Firstly, what is defamation in Queensland?
Defamation in Queensland is where serious harm has occurred to a business or to an individual’s reputation as a result of someone publishing negative comments to an audience. The term “publish” in relation to defamation doesn’t necessarily mean to be published in a newspaper, for example. Regardless of whether the defamatory comments are spoken aloud (slander) to a third party or posted online in a Google review or a Tweet (libel), defamation laws operate exactly the same, to protect you from harm in all forms.
Slander versus libel
The legal distinction between slander and libel was effectively abolished when uniform legislation reforms took place in Australia in 2005. The terms are still commonly heard in US law but in Australia, the law is now clear: all defamation is defamation and all forms will be dealt with in the same way under the law. Slander is where defamatory remarks are made by a person, out loud (and not recorded), to an audience (even if that audience is only one other person who is not the defamed person). Libel is the permanent publication of defamatory comments. This may take the written form of a newspaper article or Facebook post, or it could also be in an audio version such as a podcast or in a song or spoken on a TV program. The distinction is that libel is distributed in permanent form, able to be listened to, read or otherwise accessed on an ongoing basis, whereas slander is fleeting and a non-permanent statement. 100 years ago, it’s likely that defamation cases may have arisen more often in the spoken form of slander. As our population progresses into an increasingly technology-centred, online society, it’s inevitable that a vast majority of cases are now falling more towards the libel category. With all of that having been said, it’s vital to reiterate that slander v libel is no longer a necessary conversation when pursuing a defamation case in Queensland.
Do defamation cases happen in State or Federal Court?
The states and territories of Australia each govern their own legislation regarding defamation laws, however, in recent years our separate jurisdictions, including Queensland, have undertaken the task of legislating significant amendments to bring uniformity to defamation laws across the country. The Defamation Act 2005 (Qld) replaced its archaic predecessor (which had been around since 1889) promoting much-needed standardisation across the laws of defamation in Australian states and territories.
Is defamation a civil or criminal matter?
Defamation is almost exclusively a civil matter. That means that it is practically always one party suing another party for defaming them, rather than the police bringing a case against a person who has defamed another person (or business). Whilst criminal defamation definitely exists in Queensland’s Criminal Code, charges are incredibly rare since the introduction of the Defamation Act 2005. In fact, the criminal statute itself defers to its civil counterpart considerably to provide definitions for words such as ‘defamatory’ and ‘publish’. When a judge has been convinced that defamation has occurred in a Queensland civil case, they will seek to provide ‘remedies’ as a means of making things right for the person who has been defamed. Remedies may come in the form of monetary compensation or other non-financial means.

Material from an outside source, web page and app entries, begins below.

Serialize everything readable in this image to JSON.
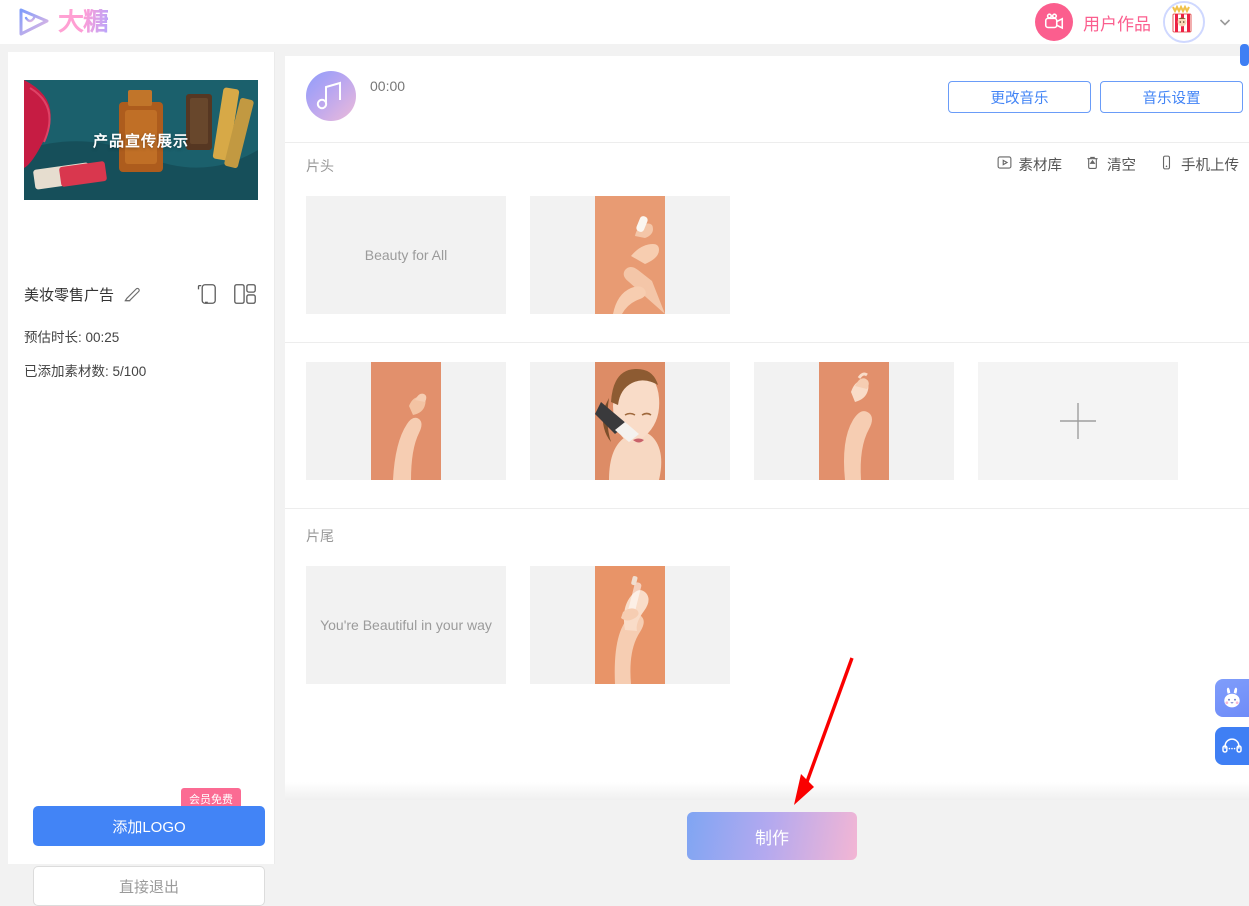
{
  "header": {
    "logo_text": "大糖",
    "logo_icon": "play-triangle-icon",
    "works_label": "用户作品",
    "works_icon": "video-camera-icon",
    "avatar_icon": "popcorn-avatar",
    "chevron_icon": "chevron-down-icon"
  },
  "sidebar": {
    "cover_title": "产品宣传展示",
    "project_name": "美妆零售广告",
    "edit_icon": "pencil-icon",
    "ratio_portrait_icon": "phone-portrait-icon",
    "ratio_grid_icon": "layout-grid-icon",
    "duration_label": "预估时长: 00:25",
    "material_count_label": "已添加素材数: 5/100",
    "vip_badge": "会员免费",
    "add_logo_label": "添加LOGO",
    "exit_label": "直接退出"
  },
  "main": {
    "music": {
      "icon": "music-note-icon",
      "time": "00:00",
      "change_label": "更改音乐",
      "settings_label": "音乐设置"
    },
    "opening": {
      "label": "片头",
      "tools": [
        {
          "label": "素材库",
          "icon": "media-library-icon"
        },
        {
          "label": "清空",
          "icon": "trash-icon"
        },
        {
          "label": "手机上传",
          "icon": "phone-upload-icon"
        }
      ],
      "items": [
        {
          "type": "text",
          "text": "Beauty for All"
        },
        {
          "type": "image",
          "alt": "hand-holding-cosmetic"
        }
      ]
    },
    "middle": {
      "items": [
        {
          "type": "image",
          "alt": "hand-peach-background"
        },
        {
          "type": "image",
          "alt": "woman-applying-makeup-brush"
        },
        {
          "type": "image",
          "alt": "hands-peach-background"
        },
        {
          "type": "add",
          "icon": "plus-icon"
        }
      ]
    },
    "ending": {
      "label": "片尾",
      "items": [
        {
          "type": "text",
          "text": "You're Beautiful in your way"
        },
        {
          "type": "image",
          "alt": "hands-holding-dropper"
        }
      ]
    },
    "make_label": "制作"
  },
  "floating": [
    {
      "name": "mascot-icon",
      "label": ""
    },
    {
      "name": "customer-service-icon",
      "label": ""
    }
  ],
  "colors": {
    "accent_blue": "#4284f6",
    "accent_pink": "#fb5e8e",
    "page_bg": "#f2f2f2",
    "thumb_bg": "#f2f2f2",
    "peach": "#e9936a"
  }
}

Back to the ‘ordinary reasonable person test:
For a court to rule that published material is in fact defamation, it must be proven that the alleged defamatory material caused or could cause an ordinary reasonable person to think less of the person about whom it is written or spoken, thus causing significant reputational harm. This, of course, has been cause for considerable and lengthy discussion in court, as the characteristics of what or who may constitute an ordinary reasonable person may be quite varied, depending on who you ask. Something which may be deemed ‘reasonable’ to one person may be considered entirely ‘unreasonable’ to another person.
Where it is necessary for a decision-maker (such as a judge) to consider an objective standard when coming to their decision about whether an action by a party was acceptable or unacceptable, they apply what is known as the ‘ordinary and reasonable person’ test. In a defamation case, the action being assessed as reasonable or unreasonable is the average person’s interpretation of allegedly defamatory remarks: Do they think less of the subject person because of the remarks? The ‘ordinary and reasonable person’ is an entirely hypothetical person who accurately represents the average, rational member of a community. It is a standard that assists in providing the court with a measure of objectivity. In Queensland, this measure of objectivity will take into account the immediate community when determining if the audience that the defamatory material was published to were an accurate reflection of the ordinary reasonable person in Queensland.
How can Victor Legal help?
Victor Legal are leading specialist defamation lawyer in Brisbane. If you or your business have been defamed in Brisbane and you’re suffering from harm – financial or otherwise – because of it, it’s worth reaching out to our team. We advocate tirelessly for our clients to achieve the remedies they are due, whether that’s by way of financial compensation, an apology, or a court order requiring the defamatory material to be removed and never repeated again. There are a number of defences that might be used against your case, and it’s important to be able to address and disprove these defences as early as possible. Defamation law can be complex in nature, so it’s essential that you have a skilled, experienced defamation lawyer on your side. Contact Victor Legal today.